[Directions]
Would you reproduce every line of the material exactly?
Supplied entries section start
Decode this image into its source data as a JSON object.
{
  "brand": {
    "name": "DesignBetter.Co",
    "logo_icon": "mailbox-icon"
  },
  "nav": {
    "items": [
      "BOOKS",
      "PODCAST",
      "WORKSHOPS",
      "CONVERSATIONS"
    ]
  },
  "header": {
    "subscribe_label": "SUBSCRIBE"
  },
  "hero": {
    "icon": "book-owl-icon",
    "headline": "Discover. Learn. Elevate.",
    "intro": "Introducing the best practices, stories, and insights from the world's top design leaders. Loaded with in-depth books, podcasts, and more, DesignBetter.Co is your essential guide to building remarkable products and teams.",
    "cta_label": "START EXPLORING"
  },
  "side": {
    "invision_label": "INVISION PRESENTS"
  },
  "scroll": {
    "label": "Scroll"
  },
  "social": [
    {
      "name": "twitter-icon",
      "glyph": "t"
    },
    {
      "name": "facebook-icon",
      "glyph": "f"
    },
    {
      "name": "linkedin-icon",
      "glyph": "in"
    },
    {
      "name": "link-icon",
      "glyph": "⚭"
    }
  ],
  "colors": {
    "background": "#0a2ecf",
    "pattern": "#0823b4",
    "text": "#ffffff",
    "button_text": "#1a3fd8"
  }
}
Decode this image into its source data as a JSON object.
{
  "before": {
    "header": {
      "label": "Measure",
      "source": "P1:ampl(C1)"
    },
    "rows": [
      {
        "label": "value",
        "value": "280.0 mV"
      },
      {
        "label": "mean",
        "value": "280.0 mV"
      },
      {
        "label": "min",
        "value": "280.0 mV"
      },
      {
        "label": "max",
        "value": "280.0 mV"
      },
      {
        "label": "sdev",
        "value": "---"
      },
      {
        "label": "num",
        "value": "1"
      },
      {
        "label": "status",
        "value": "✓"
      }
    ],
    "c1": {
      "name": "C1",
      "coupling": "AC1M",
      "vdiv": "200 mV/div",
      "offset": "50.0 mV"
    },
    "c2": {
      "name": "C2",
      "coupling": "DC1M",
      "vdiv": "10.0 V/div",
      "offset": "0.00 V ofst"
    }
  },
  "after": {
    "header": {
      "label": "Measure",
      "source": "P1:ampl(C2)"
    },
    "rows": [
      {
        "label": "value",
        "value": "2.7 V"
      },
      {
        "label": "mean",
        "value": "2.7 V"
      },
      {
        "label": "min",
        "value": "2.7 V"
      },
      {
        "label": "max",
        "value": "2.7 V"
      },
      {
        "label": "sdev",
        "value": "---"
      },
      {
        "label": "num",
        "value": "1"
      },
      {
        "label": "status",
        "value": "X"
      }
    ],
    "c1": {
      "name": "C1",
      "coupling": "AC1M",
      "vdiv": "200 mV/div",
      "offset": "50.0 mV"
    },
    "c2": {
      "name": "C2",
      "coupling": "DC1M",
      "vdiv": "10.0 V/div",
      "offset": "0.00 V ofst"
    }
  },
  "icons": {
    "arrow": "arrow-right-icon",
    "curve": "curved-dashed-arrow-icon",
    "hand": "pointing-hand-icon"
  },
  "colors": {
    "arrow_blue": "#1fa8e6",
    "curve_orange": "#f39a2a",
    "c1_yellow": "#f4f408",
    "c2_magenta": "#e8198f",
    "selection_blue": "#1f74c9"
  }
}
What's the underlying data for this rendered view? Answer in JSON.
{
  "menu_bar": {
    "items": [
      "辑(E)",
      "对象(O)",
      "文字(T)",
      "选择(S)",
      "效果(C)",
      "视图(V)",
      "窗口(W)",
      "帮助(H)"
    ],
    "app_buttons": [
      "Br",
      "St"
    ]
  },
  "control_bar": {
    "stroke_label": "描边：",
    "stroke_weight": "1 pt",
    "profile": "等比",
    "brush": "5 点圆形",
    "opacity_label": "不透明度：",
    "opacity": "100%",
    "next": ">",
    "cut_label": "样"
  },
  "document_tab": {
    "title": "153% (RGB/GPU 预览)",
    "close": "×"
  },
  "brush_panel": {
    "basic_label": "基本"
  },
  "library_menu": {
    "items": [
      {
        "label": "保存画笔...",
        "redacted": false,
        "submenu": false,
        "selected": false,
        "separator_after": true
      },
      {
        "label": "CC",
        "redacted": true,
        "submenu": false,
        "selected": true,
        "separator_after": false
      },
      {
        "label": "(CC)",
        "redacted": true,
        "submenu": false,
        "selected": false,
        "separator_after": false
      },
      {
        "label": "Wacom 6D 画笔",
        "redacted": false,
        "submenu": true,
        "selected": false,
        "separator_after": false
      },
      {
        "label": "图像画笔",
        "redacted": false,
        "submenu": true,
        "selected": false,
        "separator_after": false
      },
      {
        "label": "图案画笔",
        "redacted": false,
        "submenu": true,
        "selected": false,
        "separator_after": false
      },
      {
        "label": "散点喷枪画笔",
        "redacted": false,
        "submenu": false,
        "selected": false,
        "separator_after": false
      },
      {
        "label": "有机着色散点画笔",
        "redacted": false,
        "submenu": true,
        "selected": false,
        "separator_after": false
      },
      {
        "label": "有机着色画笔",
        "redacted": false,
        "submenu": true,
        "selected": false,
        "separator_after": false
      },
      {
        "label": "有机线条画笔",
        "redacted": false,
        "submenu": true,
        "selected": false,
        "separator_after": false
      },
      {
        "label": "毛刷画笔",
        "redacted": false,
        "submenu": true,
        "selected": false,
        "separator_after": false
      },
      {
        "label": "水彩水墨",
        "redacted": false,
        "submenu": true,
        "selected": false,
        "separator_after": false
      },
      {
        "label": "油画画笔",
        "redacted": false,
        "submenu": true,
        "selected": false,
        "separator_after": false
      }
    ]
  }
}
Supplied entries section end
[Solution for this exercise]
Decode this image into its source data as a JSON object.
{
  "brand": {
    "name": "DesignBetter.Co",
    "logo_icon": "mailbox-icon"
  },
  "nav": {
    "items": [
      "BOOKS",
      "PODCAST",
      "WORKSHOPS",
      "CONVERSATIONS"
    ]
  },
  "header": {
    "subscribe_label": "SUBSCRIBE"
  },
  "hero": {
    "icon": "book-owl-icon",
    "headline": "Discover. Learn. Elevate.",
    "intro": "Introducing the best practices, stories, and insights from the world's top design leaders. Loaded with in-depth books, podcasts, and more, DesignBetter.Co is your essential guide to building remarkable products and teams.",
    "cta_label": "START EXPLORING"
  },
  "side": {
    "invision_label": "INVISION PRESENTS"
  },
  "scroll": {
    "label": "Scroll"
  },
  "social": [
    {
      "name": "twitter-icon",
      "glyph": "t"
    },
    {
      "name": "facebook-icon",
      "glyph": "f"
    },
    {
      "name": "linkedin-icon",
      "glyph": "in"
    },
    {
      "name": "link-icon",
      "glyph": "⚭"
    }
  ],
  "colors": {
    "background": "#0a2ecf",
    "pattern": "#0823b4",
    "text": "#ffffff",
    "button_text": "#1a3fd8"
  }
}
Decode this image into its source data as a JSON object.
{
  "before": {
    "header": {
      "label": "Measure",
      "source": "P1:ampl(C1)"
    },
    "rows": [
      {
        "label": "value",
        "value": "280.0 mV"
      },
      {
        "label": "mean",
        "value": "280.0 mV"
      },
      {
        "label": "min",
        "value": "280.0 mV"
      },
      {
        "label": "max",
        "value": "280.0 mV"
      },
      {
        "label": "sdev",
        "value": "---"
      },
      {
        "label": "num",
        "value": "1"
      },
      {
        "label": "status",
        "value": "✓"
      }
    ],
    "c1": {
      "name": "C1",
      "coupling": "AC1M",
      "vdiv": "200 mV/div",
      "offset": "50.0 mV"
    },
    "c2": {
      "name": "C2",
      "coupling": "DC1M",
      "vdiv": "10.0 V/div",
      "offset": "0.00 V ofst"
    }
  },
  "after": {
    "header": {
      "label": "Measure",
      "source": "P1:ampl(C2)"
    },
    "rows": [
      {
        "label": "value",
        "value": "2.7 V"
      },
      {
        "label": "mean",
        "value": "2.7 V"
      },
      {
        "label": "min",
        "value": "2.7 V"
      },
      {
        "label": "max",
        "value": "2.7 V"
      },
      {
        "label": "sdev",
        "value": "---"
      },
      {
        "label": "num",
        "value": "1"
      },
      {
        "label": "status",
        "value": "X"
      }
    ],
    "c1": {
      "name": "C1",
      "coupling": "AC1M",
      "vdiv": "200 mV/div",
      "offset": "50.0 mV"
    },
    "c2": {
      "name": "C2",
      "coupling": "DC1M",
      "vdiv": "10.0 V/div",
      "offset": "0.00 V ofst"
    }
  },
  "icons": {
    "arrow": "arrow-right-icon",
    "curve": "curved-dashed-arrow-icon",
    "hand": "pointing-hand-icon"
  },
  "colors": {
    "arrow_blue": "#1fa8e6",
    "curve_orange": "#f39a2a",
    "c1_yellow": "#f4f408",
    "c2_magenta": "#e8198f",
    "selection_blue": "#1f74c9"
  }
}
What's the underlying data for this rendered view? Answer in JSON.
{
  "menu_bar": {
    "items": [
      "辑(E)",
      "对象(O)",
      "文字(T)",
      "选择(S)",
      "效果(C)",
      "视图(V)",
      "窗口(W)",
      "帮助(H)"
    ],
    "app_buttons": [
      "Br",
      "St"
    ]
  },
  "control_bar": {
    "stroke_label": "描边：",
    "stroke_weight": "1 pt",
    "profile": "等比",
    "brush": "5 点圆形",
    "opacity_label": "不透明度：",
    "opacity": "100%",
    "next": ">",
    "cut_label": "样"
  },
  "document_tab": {
    "title": "153% (RGB/GPU 预览)",
    "close": "×"
  },
  "brush_panel": {
    "basic_label": "基本"
  },
  "library_menu": {
    "items": [
      {
        "label": "保存画笔...",
        "redacted": false,
        "submenu": false,
        "selected": false,
        "separator_after": true
      },
      {
        "label": "CC",
        "redacted": true,
        "submenu": false,
        "selected": true,
        "separator_after": false
      },
      {
        "label": "(CC)",
        "redacted": true,
        "submenu": false,
        "selected": false,
        "separator_after": false
      },
      {
        "label": "Wacom 6D 画笔",
        "redacted": false,
        "submenu": true,
        "selected": false,
        "separator_after": false
      },
      {
        "label": "图像画笔",
        "redacted": false,
        "submenu": true,
        "selected": false,
        "separator_after": false
      },
      {
        "label": "图案画笔",
        "redacted": false,
        "submenu": true,
        "selected": false,
        "separator_after": false
      },
      {
        "label": "散点喷枪画笔",
        "redacted": false,
        "submenu": false,
        "selected": false,
        "separator_after": false
      },
      {
        "label": "有机着色散点画笔",
        "redacted": false,
        "submenu": true,
        "selected": false,
        "separator_after": false
      },
      {
        "label": "有机着色画笔",
        "redacted": false,
        "submenu": true,
        "selected": false,
        "separator_after": false
      },
      {
        "label": "有机线条画笔",
        "redacted": false,
        "submenu": true,
        "selected": false,
        "separator_after": false
      },
      {
        "label": "毛刷画笔",
        "redacted": false,
        "submenu": true,
        "selected": false,
        "separator_after": false
      },
      {
        "label": "水彩水墨",
        "redacted": false,
        "submenu": true,
        "selected": false,
        "separator_after": false
      },
      {
        "label": "油画画笔",
        "redacted": false,
        "submenu": true,
        "selected": false,
        "separator_after": false
      }
    ]
  }
}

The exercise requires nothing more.